"We've taken a look at every note, every shred of data, and every other piece of information we've gathered since 2001 [the year of his most recent championship] and searched for any factors which might explain why we haven't run as consistently well," he said. "We switched to the carbon-fiber bodies in 2001 and we've taken a very close look at the setups we used then and what kind of reaction times and 60-foot times we were seeing, hoping to adjust the setups we're using now.

"We're always moving things around in these cars, and we've been taking a look at exactly how it might have affected the performance, seeing if there was a negative effect we hadn't thought of. As we dissected the data, there were a couple things that came up, and we hope to go out and see if we can rectify them."

Warren Johnson
Courtesy of NHRAWarren Johnson hasn't won a national event since 2006, but the 65-year-old is working on it.

That's another familiar mantra with Warren.

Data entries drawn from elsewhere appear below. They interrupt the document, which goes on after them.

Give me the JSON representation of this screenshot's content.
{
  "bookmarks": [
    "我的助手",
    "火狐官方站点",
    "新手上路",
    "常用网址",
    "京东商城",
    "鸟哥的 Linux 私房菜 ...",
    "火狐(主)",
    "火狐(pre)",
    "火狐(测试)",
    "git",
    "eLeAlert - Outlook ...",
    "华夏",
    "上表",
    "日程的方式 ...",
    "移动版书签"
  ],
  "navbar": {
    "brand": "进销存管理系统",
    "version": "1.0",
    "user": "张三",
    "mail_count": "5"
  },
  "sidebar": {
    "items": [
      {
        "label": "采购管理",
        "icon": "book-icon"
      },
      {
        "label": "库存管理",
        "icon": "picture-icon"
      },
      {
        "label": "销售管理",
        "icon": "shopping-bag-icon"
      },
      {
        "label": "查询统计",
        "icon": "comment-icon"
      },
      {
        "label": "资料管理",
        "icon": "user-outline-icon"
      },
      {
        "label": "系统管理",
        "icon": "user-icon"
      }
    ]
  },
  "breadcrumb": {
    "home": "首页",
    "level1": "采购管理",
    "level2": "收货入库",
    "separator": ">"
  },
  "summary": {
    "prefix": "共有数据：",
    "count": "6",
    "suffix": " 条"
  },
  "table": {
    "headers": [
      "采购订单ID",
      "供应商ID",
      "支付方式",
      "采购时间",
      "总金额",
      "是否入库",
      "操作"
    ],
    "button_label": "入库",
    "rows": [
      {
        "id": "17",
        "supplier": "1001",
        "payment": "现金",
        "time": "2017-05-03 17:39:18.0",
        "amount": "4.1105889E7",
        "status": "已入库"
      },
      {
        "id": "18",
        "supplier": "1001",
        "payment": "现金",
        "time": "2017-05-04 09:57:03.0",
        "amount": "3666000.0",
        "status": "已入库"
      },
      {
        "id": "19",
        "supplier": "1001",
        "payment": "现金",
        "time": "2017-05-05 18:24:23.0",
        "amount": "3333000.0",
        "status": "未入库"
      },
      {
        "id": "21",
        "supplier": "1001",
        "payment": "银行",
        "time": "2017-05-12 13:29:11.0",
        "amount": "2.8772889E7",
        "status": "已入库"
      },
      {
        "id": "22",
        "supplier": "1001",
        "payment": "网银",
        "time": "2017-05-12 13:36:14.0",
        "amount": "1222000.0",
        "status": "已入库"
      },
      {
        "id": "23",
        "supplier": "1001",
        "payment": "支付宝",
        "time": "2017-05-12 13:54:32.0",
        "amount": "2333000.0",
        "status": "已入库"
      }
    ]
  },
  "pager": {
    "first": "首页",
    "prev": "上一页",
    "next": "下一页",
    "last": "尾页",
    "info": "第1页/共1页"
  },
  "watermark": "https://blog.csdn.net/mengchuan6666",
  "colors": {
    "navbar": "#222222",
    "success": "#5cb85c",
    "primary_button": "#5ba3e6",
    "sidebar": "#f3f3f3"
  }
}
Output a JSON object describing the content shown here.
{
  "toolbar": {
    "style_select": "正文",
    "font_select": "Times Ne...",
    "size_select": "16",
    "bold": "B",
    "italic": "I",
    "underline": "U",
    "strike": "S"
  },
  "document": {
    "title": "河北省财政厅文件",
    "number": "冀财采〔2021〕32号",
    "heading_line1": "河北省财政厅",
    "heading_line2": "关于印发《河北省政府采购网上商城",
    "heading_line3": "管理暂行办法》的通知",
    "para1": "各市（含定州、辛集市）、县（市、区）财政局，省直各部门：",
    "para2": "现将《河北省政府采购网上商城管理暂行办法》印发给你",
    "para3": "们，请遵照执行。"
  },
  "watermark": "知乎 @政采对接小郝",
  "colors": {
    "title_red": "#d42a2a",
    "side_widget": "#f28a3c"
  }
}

Keep working, keep testing, keep looking for a chain of evidence that was perhaps overlooked during the incalculable number of previous investigations.

Much of the father's success rests on the 45-year-old shoulders of the son, Kurt Johnson, or KJ. As the team's designated engine builder, Kurt is responsible for the mechanical magic that churns out the necessary horsepower he and his dad rely on for success. During WJ's heyday, Warren could calmly watch his opponents get the jump on him by as much as 4/100ths of a second at the starting line, knowing that with the horsepower Kurt had put under the hood, he could routinely make up the distance in the first eighth of a mile and cruise past for the win.

Times have changed.

Today, there are enormously talented engine builders and lavishly budgeted engine shops throughout the category which have provided such drivers as Greg Anderson (WJ's former crew chief), Jeg Coughlin Jr., Dave Connolly, and a host of other Pro Stock regulars with more than enough power to fend off all comers -- even the Johnson team.

"It's definitely more competitive today," admitted Kurt, who picked up the event title in Brainerd last Sunday. "When Dad was winning all his championships, there were only one or two other drivers who could bring enough horsepower to the line to be a serious threat. But now, the best teams along with everyone else are a lot closer together power-wise than they've ever been, and that makes it tougher on race day."

With young guns running rampant throughout the class and engine technology no longer a cryptic science possessed only by a very select group, Warren Johnson remains determined to turn back the clock and regain the winning edge he brandished for over 20 years. He announced his retirement prior to the 2005 season, but reconsidered, got back to work, and hasn't brought that topic up since.

"When I decide to climb out of the driver's seat," he said, "I'll probably put someone else in there, but it would have to be someone who shares the same work ethic we do. Until then, I'll keep doing my job and having as much fun as I can."

Because that's racing.

Bill Stephens covers the NHRA for ESPN.com.

ALSO SEE